The word "Find" may appear in lines of the data; say how many such lines there are, with nothing beyond the number.

▸ **Data for analysis**:
BEGIN
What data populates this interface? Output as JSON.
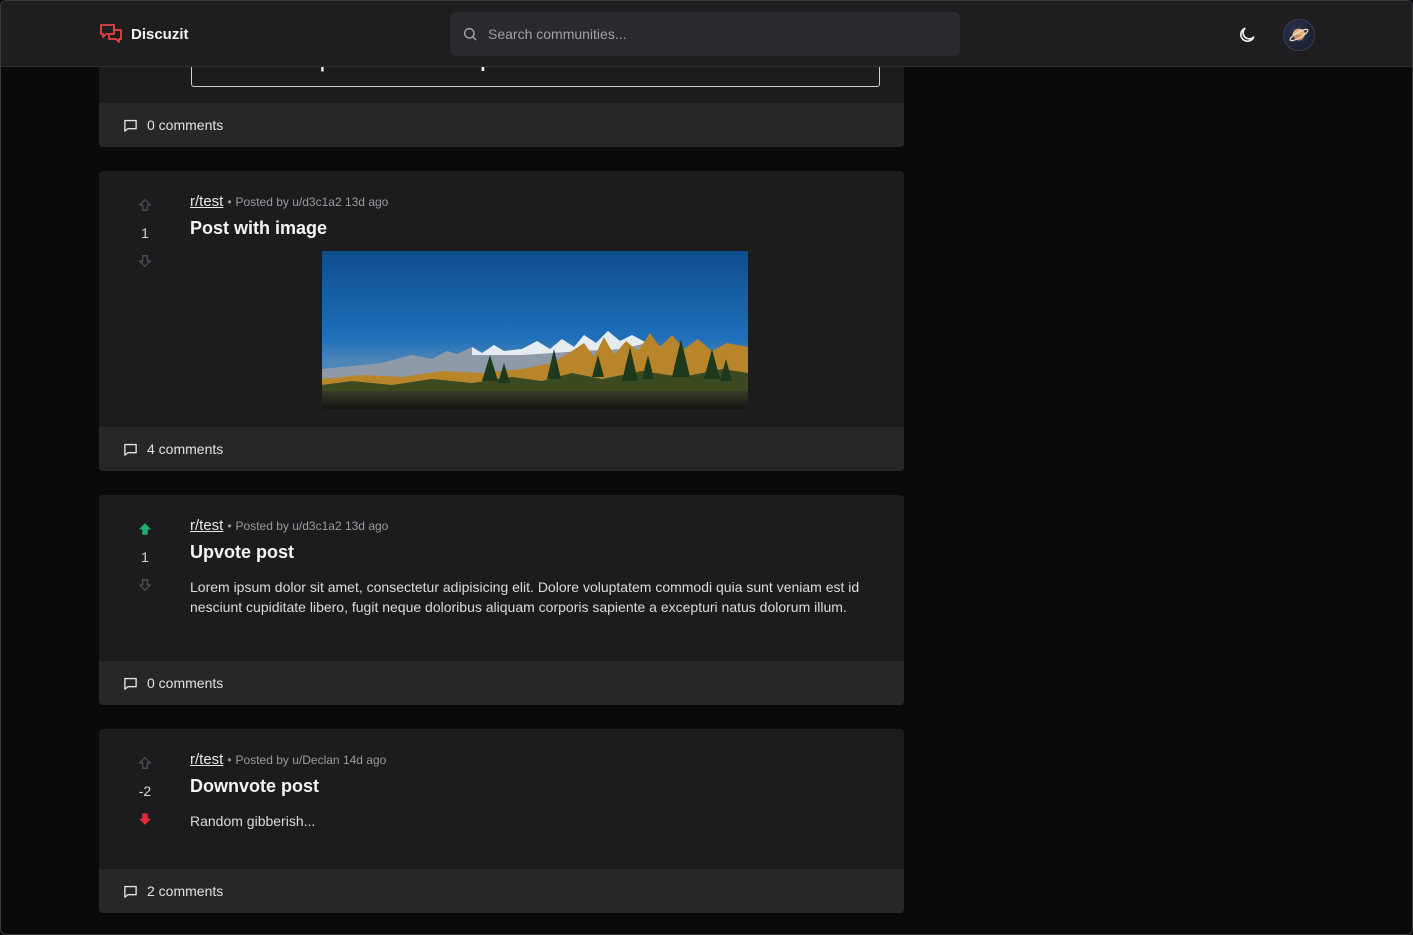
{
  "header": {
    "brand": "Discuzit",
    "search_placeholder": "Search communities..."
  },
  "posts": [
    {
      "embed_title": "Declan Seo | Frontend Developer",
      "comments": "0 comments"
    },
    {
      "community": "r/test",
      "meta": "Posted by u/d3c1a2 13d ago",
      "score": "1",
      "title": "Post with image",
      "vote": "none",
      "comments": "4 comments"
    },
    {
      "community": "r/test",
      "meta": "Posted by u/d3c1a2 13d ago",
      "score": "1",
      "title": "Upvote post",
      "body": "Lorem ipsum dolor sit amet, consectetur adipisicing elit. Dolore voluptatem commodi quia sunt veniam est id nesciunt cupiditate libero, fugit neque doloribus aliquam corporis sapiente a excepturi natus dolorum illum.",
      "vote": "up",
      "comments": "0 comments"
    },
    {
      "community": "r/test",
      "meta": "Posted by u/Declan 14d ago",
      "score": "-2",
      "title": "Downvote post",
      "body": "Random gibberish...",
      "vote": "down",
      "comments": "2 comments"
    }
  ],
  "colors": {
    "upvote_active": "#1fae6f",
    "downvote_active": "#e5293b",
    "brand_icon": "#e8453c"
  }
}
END
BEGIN
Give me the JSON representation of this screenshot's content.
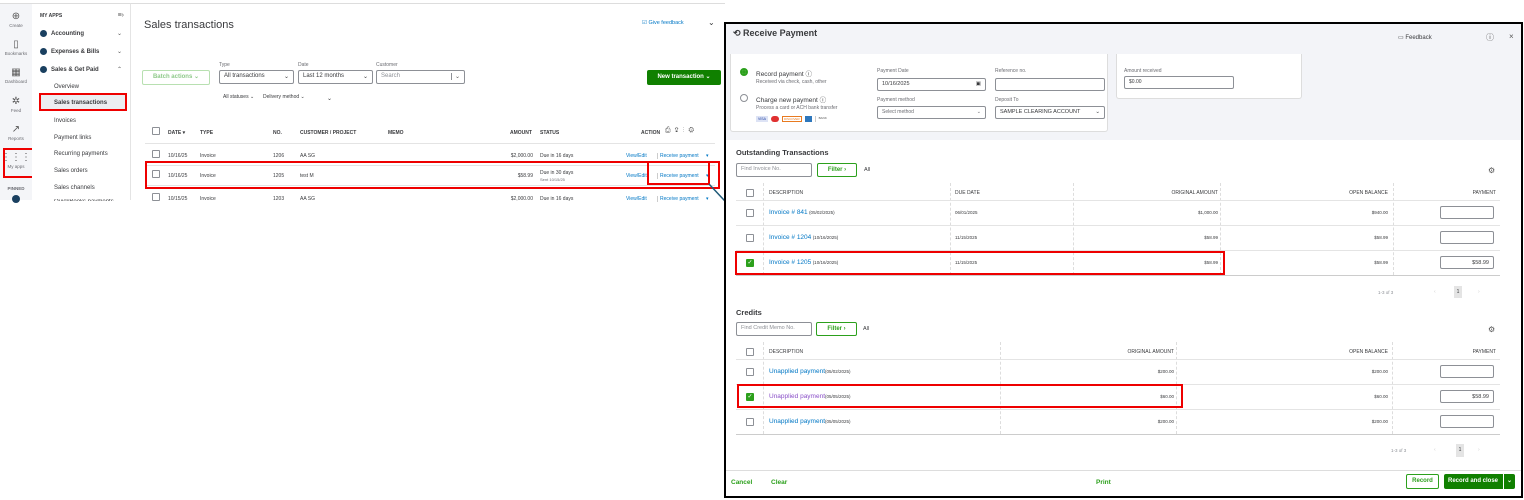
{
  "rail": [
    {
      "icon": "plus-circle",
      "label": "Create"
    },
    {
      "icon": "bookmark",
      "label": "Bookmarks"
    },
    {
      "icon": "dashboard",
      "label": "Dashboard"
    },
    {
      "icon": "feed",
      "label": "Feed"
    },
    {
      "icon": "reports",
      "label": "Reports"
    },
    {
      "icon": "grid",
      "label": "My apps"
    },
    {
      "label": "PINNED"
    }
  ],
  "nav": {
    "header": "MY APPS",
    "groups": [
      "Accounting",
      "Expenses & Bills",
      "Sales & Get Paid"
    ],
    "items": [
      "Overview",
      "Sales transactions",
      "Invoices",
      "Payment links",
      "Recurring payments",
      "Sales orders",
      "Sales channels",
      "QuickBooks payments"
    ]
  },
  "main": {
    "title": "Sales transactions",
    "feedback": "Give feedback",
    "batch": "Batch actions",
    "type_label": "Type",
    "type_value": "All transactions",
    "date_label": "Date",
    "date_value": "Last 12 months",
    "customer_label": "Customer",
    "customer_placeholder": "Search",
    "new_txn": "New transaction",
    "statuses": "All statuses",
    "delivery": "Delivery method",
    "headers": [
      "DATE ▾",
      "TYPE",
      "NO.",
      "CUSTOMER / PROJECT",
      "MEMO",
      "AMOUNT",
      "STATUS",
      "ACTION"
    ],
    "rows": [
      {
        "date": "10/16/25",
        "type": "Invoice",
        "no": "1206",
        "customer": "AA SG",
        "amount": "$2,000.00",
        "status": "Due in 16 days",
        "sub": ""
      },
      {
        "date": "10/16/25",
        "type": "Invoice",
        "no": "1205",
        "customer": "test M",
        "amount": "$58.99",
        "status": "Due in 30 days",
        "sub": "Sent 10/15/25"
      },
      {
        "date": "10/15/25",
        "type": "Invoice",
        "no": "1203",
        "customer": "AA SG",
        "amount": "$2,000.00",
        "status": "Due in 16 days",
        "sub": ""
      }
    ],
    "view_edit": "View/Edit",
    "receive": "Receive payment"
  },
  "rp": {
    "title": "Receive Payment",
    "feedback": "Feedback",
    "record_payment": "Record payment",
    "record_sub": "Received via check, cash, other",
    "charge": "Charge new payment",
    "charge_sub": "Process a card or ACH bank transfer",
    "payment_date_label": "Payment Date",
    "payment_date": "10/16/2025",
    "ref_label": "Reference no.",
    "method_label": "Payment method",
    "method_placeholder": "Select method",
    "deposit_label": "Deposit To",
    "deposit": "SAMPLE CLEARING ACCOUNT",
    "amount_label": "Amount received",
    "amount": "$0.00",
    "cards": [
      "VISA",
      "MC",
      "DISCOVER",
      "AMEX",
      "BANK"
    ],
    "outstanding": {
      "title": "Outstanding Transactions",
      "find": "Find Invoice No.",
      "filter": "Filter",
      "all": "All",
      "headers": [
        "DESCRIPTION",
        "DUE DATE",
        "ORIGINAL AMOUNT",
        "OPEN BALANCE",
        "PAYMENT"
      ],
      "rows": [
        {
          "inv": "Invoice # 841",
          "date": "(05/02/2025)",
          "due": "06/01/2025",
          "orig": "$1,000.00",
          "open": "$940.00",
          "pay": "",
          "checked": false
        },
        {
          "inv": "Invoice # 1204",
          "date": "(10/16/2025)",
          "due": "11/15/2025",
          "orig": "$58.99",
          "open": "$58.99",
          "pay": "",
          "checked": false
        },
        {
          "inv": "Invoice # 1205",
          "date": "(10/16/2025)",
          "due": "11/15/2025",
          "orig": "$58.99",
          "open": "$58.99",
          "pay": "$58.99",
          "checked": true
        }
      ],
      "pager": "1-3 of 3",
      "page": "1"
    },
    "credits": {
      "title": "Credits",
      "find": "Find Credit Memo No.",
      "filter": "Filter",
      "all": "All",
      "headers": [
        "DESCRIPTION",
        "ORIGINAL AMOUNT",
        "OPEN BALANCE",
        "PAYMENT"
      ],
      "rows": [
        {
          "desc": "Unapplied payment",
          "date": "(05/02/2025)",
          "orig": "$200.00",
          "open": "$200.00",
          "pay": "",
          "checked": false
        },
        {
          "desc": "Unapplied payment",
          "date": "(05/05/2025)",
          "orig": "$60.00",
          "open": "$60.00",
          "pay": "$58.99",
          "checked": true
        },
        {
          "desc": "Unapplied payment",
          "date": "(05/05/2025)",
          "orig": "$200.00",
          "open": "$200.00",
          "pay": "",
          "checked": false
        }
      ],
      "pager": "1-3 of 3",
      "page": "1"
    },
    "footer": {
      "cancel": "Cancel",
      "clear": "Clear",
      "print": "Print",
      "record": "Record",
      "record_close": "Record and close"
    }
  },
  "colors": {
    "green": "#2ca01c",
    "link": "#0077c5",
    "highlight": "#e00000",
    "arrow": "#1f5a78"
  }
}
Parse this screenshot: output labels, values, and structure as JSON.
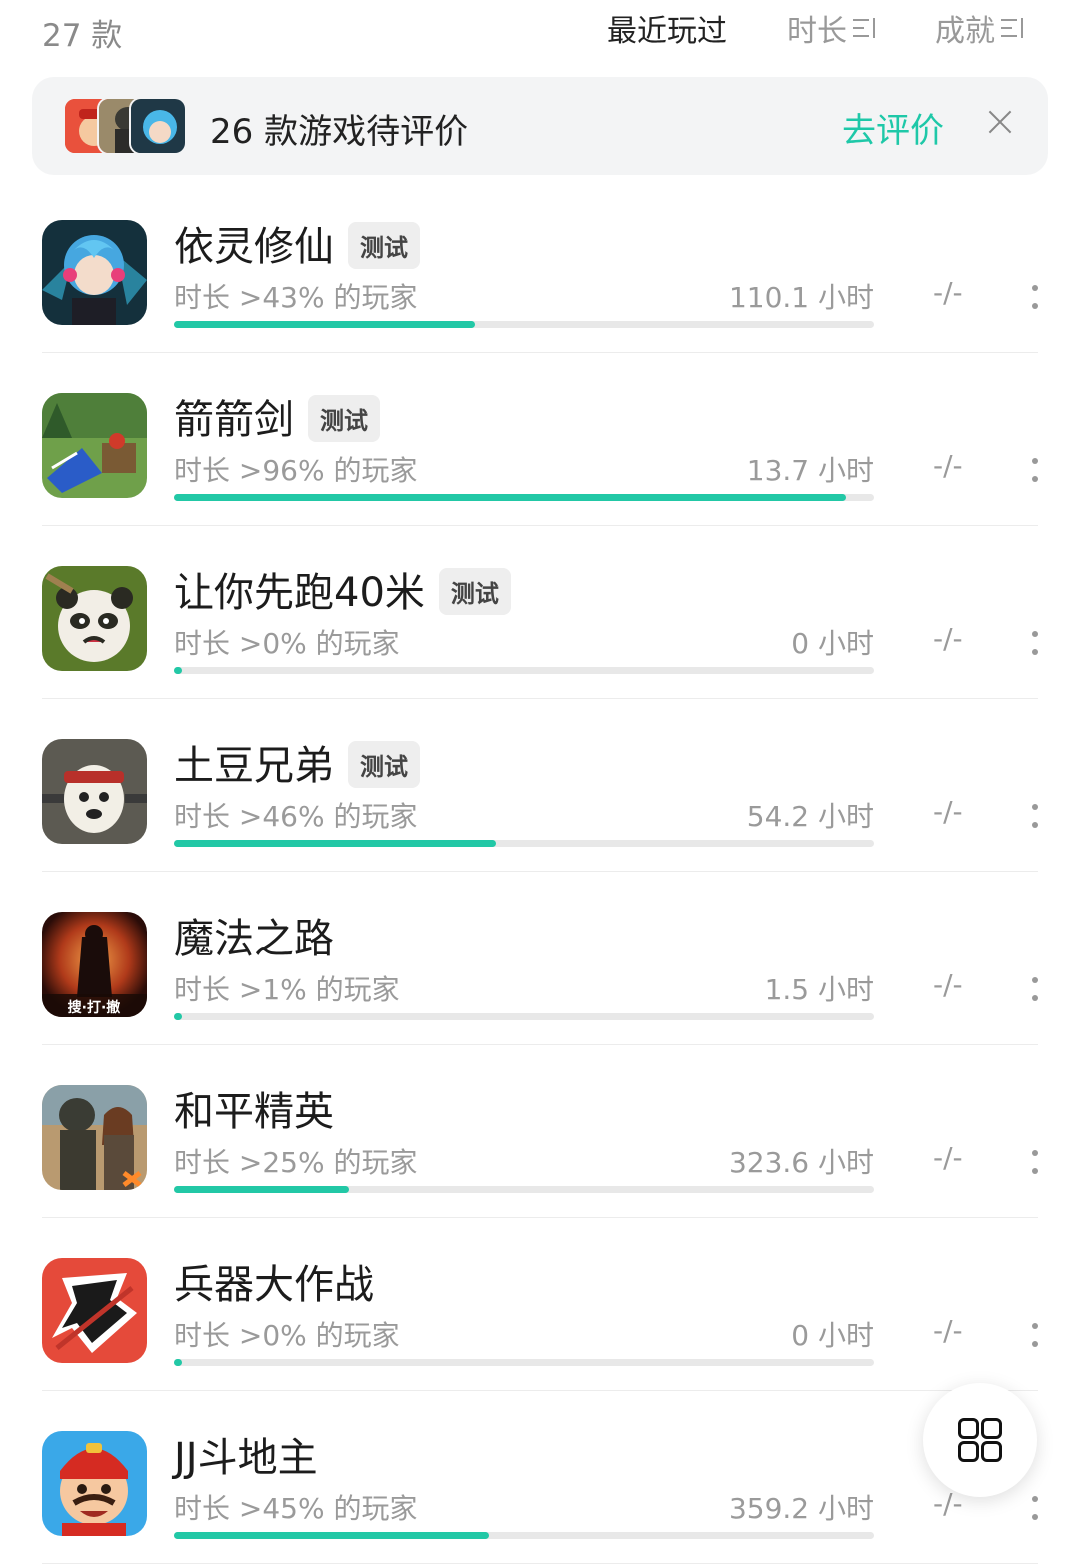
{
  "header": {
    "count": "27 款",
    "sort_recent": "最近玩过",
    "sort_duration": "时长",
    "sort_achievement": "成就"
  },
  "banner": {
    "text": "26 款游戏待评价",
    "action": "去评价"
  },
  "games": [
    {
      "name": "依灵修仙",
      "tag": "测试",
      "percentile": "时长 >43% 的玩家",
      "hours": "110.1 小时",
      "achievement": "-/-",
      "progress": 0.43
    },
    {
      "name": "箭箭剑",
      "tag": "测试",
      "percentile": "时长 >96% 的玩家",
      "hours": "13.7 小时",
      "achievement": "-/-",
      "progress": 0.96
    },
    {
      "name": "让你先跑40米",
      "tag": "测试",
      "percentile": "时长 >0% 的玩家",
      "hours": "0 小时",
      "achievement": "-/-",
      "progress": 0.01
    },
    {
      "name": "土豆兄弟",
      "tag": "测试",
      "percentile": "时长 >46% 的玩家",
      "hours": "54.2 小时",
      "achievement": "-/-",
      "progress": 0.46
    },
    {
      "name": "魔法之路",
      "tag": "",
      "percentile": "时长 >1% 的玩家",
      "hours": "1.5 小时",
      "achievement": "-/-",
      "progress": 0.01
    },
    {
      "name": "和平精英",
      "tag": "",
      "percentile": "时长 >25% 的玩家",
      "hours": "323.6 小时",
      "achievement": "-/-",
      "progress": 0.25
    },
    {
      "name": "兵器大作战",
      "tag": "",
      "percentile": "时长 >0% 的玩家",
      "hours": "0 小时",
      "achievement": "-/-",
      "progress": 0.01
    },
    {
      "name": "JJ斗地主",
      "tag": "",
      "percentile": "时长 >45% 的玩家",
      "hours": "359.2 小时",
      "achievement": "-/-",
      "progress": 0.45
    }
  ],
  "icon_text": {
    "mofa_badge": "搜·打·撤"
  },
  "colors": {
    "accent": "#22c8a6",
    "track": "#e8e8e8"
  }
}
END
▸ **Task output**:
2